*The problem*: Write out exactly the lines below that run from the line containing "Enumerate this screenshot's" through the last line of the records.

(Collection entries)
----

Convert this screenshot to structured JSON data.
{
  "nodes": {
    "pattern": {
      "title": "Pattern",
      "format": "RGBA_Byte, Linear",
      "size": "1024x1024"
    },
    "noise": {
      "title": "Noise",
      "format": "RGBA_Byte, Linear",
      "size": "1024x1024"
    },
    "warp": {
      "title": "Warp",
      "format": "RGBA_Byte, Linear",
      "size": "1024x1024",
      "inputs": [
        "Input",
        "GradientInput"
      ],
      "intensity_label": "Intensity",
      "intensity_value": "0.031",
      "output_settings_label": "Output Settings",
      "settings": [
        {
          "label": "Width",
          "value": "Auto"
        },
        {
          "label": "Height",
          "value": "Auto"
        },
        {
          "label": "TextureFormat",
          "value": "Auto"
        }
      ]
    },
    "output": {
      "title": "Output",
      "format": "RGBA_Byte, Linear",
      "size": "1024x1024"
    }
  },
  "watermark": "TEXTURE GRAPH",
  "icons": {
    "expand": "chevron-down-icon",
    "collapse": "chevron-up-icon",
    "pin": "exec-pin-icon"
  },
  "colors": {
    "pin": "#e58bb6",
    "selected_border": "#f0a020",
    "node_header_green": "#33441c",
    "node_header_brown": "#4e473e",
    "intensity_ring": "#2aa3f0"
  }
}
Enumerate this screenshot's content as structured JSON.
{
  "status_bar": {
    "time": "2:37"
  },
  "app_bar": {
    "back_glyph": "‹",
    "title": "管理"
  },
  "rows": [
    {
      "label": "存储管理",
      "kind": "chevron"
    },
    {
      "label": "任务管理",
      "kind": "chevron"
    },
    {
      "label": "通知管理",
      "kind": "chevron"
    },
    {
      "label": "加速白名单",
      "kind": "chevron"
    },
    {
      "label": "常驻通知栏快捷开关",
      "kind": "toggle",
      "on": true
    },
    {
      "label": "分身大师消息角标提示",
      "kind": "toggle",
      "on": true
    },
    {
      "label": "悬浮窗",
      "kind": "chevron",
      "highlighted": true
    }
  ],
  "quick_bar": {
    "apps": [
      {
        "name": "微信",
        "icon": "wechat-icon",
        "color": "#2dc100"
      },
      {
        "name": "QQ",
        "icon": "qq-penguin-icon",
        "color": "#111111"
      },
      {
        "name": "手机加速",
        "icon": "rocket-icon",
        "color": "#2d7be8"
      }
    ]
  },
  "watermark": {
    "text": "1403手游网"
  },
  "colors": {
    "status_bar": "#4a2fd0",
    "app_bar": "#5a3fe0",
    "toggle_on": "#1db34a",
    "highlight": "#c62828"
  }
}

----

*Response area*:
Enumerate this screenshot's content as structured JSON.
{
  "status_bar": {
    "time": "2:37"
  },
  "app_bar": {
    "back_glyph": "‹",
    "title": "管理"
  },
  "rows": [
    {
      "label": "存储管理",
      "kind": "chevron"
    },
    {
      "label": "任务管理",
      "kind": "chevron"
    },
    {
      "label": "通知管理",
      "kind": "chevron"
    },
    {
      "label": "加速白名单",
      "kind": "chevron"
    },
    {
      "label": "常驻通知栏快捷开关",
      "kind": "toggle",
      "on": true
    },
    {
      "label": "分身大师消息角标提示",
      "kind": "toggle",
      "on": true
    },
    {
      "label": "悬浮窗",
      "kind": "chevron",
      "highlighted": true
    }
  ],
  "quick_bar": {
    "apps": [
      {
        "name": "微信",
        "icon": "wechat-icon",
        "color": "#2dc100"
      },
      {
        "name": "QQ",
        "icon": "qq-penguin-icon",
        "color": "#111111"
      },
      {
        "name": "手机加速",
        "icon": "rocket-icon",
        "color": "#2d7be8"
      }
    ]
  },
  "watermark": {
    "text": "1403手游网"
  },
  "colors": {
    "status_bar": "#4a2fd0",
    "app_bar": "#5a3fe0",
    "toggle_on": "#1db34a",
    "highlight": "#c62828"
  }
}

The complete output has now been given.